And not only that, according to the HRB…
“While co-workers value this autonomy, we also learned that they equally value some form of structure in their professional lives,” it said. “Too much autonomy can actually cripple productivity because people lack routines. Co-workers reported that having a community to work in helps them create structures and discipline that motivates them. Thus, paradoxically, some limited form of structure enables an optimal degree of control for independent workers.”
3. You feel part of a community
We all know it’s lonely at the top. Whether you’re a burgeoning entrepreneur who’s risked it all to go after your dream, or an established business leader in need of some respite, a co-working space can become a place to interact and connect with people who can relate to your journey or simply exchange thoughts and ideas with, free from the prying ears and gossip of a large office.
And even if you’re an introvert who simply wants to come in, do their work, and leave, a good co-working space will have its own vibe, it’s own culture, and there will be no pressure to take part in anything, and no judgement should you wish to keep to yourself. However, should you be in need of guidance or, as mentioned, someone ‘anonymous’ to talk to, a co-working space offers an opportunity for these sorts of interactions, whatever you’re personality and favoured way of working.
So concluded the HRB: “Socialising [in a co-working space] isn’t compulsory or forced. Members can choose when and how to interact with others. They are more likely to enjoy discussions over coffee in the café because they went to the café for that purpose—and when they want to be left alone elsewhere in the building, they are.
“And while our research found that some people interact with fellow co-workers much less than others, they still felt a strong sense of identity with the community. We believe this comes from co-workers knowing there is the potential for interactions when they desire or need them.”
- Evolve is opening a co-working hub in its premises in Ashley Cross.

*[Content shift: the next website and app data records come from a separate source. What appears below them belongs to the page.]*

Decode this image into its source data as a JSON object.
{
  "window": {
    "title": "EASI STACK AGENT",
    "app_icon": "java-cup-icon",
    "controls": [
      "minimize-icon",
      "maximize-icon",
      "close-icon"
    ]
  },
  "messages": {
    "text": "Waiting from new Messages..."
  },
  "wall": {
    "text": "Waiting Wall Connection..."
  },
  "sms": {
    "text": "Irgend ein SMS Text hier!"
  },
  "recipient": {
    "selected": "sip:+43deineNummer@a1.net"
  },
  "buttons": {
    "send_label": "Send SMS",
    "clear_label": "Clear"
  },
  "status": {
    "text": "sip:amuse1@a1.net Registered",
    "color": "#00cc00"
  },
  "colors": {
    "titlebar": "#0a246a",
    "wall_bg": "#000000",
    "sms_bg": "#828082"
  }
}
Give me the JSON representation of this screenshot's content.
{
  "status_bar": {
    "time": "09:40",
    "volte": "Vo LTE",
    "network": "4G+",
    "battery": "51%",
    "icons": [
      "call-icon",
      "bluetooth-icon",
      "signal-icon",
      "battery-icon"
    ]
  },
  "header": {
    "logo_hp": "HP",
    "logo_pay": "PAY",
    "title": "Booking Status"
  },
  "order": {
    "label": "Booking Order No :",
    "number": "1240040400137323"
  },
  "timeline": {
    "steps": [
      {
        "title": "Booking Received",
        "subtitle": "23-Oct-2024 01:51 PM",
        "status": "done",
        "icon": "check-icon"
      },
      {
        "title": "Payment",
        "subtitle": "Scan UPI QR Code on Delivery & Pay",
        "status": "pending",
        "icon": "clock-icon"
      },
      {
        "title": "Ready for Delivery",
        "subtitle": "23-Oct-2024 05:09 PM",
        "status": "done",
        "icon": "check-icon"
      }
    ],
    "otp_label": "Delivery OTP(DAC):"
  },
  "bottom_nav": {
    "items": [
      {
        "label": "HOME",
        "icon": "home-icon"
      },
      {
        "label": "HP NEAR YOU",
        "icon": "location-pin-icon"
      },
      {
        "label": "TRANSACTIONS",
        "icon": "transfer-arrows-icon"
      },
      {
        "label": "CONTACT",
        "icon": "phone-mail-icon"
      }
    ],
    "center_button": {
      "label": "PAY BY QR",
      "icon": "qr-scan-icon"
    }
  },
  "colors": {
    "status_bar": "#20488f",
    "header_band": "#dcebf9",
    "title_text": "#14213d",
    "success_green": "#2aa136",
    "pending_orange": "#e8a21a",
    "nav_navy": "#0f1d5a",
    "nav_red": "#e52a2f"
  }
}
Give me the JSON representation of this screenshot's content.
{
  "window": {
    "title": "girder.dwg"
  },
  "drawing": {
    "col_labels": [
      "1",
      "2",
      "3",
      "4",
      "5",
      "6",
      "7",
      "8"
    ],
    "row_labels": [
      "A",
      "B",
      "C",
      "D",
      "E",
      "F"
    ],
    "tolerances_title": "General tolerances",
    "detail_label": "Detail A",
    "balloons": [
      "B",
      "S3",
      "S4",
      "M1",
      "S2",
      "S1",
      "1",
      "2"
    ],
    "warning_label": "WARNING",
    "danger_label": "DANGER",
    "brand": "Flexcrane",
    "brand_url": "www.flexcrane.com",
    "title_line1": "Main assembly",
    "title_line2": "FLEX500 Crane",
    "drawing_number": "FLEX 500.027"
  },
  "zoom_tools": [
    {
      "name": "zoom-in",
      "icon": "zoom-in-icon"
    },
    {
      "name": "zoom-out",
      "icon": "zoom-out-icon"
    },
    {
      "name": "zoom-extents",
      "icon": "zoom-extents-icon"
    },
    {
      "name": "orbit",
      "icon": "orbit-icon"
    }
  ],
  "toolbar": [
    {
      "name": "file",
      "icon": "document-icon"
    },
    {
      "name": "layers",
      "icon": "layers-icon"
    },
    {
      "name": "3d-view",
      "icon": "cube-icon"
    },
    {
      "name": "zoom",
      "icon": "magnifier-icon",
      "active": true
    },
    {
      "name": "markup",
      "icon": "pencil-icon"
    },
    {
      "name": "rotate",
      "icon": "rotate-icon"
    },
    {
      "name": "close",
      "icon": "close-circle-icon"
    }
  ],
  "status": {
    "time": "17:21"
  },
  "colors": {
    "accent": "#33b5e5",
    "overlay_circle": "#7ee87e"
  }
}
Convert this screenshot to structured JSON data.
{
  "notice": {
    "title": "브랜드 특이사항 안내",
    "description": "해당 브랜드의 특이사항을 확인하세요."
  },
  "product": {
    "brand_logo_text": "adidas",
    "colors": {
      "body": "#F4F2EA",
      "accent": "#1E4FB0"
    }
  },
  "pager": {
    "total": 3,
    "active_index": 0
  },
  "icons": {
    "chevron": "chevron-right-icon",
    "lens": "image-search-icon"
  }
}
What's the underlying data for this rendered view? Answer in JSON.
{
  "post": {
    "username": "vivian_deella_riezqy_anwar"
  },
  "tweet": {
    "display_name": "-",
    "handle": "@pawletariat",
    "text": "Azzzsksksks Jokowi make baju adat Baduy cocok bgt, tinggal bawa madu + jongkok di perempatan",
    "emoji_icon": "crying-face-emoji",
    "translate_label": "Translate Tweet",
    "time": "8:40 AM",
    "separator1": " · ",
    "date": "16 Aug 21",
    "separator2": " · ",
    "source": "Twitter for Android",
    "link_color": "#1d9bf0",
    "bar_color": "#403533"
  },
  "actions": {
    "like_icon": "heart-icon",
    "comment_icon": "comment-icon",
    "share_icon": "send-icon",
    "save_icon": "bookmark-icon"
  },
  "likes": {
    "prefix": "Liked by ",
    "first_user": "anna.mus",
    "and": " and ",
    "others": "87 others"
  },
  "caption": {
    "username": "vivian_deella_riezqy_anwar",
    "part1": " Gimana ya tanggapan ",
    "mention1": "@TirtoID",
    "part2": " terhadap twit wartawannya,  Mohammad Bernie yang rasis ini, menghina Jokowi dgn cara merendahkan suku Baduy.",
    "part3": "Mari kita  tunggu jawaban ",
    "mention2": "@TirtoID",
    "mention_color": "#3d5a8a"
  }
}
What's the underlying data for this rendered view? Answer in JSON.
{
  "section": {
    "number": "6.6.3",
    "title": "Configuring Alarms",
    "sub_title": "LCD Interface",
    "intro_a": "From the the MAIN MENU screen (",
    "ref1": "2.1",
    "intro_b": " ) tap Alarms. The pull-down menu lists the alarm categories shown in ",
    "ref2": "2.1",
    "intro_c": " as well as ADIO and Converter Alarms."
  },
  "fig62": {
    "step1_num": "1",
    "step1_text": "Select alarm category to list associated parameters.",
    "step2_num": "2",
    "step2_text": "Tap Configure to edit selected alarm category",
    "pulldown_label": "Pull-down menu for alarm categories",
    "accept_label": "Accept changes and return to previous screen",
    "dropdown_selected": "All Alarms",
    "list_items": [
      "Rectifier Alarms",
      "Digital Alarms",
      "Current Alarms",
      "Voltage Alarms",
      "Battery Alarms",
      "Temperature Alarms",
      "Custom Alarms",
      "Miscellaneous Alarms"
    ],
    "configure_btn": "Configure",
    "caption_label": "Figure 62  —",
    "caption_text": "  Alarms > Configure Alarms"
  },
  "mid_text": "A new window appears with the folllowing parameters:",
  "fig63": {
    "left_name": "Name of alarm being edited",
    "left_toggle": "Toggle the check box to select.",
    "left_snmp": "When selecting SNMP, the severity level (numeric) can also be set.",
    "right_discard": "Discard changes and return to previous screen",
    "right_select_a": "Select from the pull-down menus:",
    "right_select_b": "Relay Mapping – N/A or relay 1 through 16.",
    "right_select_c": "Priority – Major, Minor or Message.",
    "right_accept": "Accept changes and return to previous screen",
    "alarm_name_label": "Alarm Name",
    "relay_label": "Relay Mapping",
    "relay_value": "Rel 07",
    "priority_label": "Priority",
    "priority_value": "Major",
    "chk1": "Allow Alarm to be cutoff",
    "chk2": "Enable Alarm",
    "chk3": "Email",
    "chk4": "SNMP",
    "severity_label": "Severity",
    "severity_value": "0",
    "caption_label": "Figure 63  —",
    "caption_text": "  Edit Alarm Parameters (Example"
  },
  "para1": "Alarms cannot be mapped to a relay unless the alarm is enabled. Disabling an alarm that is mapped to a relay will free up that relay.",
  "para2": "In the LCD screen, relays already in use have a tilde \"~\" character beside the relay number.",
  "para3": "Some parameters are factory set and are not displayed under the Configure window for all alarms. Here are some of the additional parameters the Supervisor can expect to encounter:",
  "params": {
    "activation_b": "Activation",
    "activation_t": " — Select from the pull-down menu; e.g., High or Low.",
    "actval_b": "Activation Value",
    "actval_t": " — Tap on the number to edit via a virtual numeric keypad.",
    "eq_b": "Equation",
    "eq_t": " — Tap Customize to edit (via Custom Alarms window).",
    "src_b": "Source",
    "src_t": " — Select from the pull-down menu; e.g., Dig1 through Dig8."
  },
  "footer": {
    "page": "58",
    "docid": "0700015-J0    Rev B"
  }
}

We are very excited about sharing this beautiful space and hope to inspire and evoke that community spirit by bringing like-minded people together. Click here to found out more.